• Which is better?  Living in a fishbowl or feeling like a fish-out-of-water?  Fortunately, there is an alternative.

My memory of the incident is hazy. I recall the sound of shattering glass. And the soaked shag carpeting. And all of them lying on the floor gasping. And my dad screeching into the driveway while I hid in the garage with a brown paper sack containing my pajamas. I was on the run.

I have believed in Christ for 37 years. I have served as a minister for 30 years. I have pastored my current church for twelve years. And my Christian life has happened at an unprecedented moment in history. Like young Christian Bale watching global events unfold around him in The Empire of the Sun, I have seen the end of Christendom and the beginning of God’s next [unnamed] adventure. Consequently, I have learned a thing or two over the years– especially about being a pastor.

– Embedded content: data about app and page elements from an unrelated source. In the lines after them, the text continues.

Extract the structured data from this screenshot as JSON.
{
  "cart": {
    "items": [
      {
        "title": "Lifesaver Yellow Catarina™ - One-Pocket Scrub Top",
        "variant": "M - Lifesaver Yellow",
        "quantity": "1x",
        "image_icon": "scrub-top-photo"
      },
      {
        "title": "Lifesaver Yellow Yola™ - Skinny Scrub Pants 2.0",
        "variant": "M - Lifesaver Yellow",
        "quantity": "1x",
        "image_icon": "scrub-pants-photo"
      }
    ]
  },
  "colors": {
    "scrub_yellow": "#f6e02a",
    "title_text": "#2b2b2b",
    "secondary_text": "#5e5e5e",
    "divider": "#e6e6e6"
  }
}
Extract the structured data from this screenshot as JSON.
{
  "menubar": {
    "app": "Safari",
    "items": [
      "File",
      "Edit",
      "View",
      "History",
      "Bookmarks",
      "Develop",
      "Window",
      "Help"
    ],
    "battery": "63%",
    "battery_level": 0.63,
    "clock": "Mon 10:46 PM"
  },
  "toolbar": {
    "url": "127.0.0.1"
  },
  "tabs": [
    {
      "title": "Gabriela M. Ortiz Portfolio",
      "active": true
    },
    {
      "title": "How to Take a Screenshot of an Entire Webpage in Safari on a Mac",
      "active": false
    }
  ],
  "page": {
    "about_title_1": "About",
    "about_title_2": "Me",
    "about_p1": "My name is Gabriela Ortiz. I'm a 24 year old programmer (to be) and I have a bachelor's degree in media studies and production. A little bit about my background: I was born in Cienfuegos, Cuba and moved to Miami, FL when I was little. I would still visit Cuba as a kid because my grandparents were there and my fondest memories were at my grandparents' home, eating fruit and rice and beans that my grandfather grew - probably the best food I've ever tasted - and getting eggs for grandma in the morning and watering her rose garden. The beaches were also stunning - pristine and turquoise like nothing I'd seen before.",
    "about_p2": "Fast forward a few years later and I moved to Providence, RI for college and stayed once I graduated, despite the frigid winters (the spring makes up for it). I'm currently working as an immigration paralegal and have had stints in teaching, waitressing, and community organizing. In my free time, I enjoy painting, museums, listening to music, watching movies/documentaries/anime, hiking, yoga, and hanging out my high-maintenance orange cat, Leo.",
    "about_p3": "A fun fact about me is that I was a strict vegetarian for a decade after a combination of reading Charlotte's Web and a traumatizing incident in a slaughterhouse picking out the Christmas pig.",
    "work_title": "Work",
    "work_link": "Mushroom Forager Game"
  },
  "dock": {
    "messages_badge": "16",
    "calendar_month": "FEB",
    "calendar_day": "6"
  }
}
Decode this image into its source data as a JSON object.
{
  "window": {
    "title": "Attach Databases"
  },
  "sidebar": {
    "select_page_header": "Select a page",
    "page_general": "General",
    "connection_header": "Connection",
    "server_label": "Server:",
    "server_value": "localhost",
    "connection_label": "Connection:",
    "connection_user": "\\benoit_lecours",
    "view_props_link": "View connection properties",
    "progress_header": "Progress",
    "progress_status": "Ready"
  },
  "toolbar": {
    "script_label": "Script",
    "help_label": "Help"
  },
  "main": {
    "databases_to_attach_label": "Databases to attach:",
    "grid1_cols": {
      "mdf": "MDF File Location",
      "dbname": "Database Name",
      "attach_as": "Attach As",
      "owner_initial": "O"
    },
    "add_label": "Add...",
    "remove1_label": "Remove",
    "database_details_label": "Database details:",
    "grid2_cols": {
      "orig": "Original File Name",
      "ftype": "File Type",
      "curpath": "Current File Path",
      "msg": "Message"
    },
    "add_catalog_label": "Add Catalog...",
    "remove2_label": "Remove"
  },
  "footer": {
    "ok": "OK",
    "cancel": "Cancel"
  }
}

Your pastor needs to be treated with the same respect offered to anyone else. Despite the stress of our changing religious landscape, your pastor was not called and equipped by God to be your piñata. Your anxiety and frustration is understandable but your pastor is not responsible for decades of global religious changes. Your pastor cares as deeply about your church as you do. Seek a collaborative and symbiotic relationship with your pastor. Be friends, partners and co-laborers as you work joyfully together to the same ends.

Your pastor needs affirmation and encouragement. Just as all church members are called to encourage one another, the same is true for your pastor. And it could be that your pastor is especially in need of affirmation and encouragement. Consider this passage from The Message: “Be responsive to your pastoral leaders. Listen to their counsel. They are alert to the condition of your lives and work under the strict supervision of God. Contribute to the joy of their leadership, not its drudgery. Why would you want to make things harder for them?” (Hebrews 13:17)

Your pastor is not perfect. But guess what? Neither are you. But there are occasions when you pastor needs to hear the truth. Perhaps they said something inappropriate or missed an opportunity for ministry. Instead of grumbling or gossiping, speak the truth to them…but spoken in love (Ephesians 4:15). There are ways to help someone with a mistake that leaves no doubt that you love them. Practice this. Many Christians have been church-goers for most of their lives and have never developed this skill.

Your pastor needs to be treated as a Christian who has been given the same Spirit as every other church member. I have written several columns about the heresy of the “designated Christian” and a class-based redemption. While the churches of Christendom could function adequately by relying solely on the spiritual potency of the clergy, those days, thank goodness, are over. Every believer has been given the same Spirit of Christ and all gifts of the Holy Spirit are of equal value. It is time for mature Christians to stop abdicating their spiritual potency and accepting the lie of a second-class spirituality.

Finally, your pastor needs a church, too. Most pastors I know find groups outside their congregations for prayer, support and understanding. When I suggest that it would be great to find these things in our own churches, my fellow pastors usually laugh loudly. There is heartbreak and frustration when pastors are erroneously expected to be “super-Christians” without the supportive church environment that God has ordained. A church should be a safe, gracious and empathetic place for everyone, including your ministers.

Yes, when I was five years-old I dumped over our family aquarium. And though I only remember pieces of this catastrophe, one image is embedded in my mind: those beautiful little fish flopping desperately on the floor. They were out of their environment and were struggling to survive. Does that describe your pastor? I hope you are able to demonstrate God’s loving-kindness to everyone…even your pastor.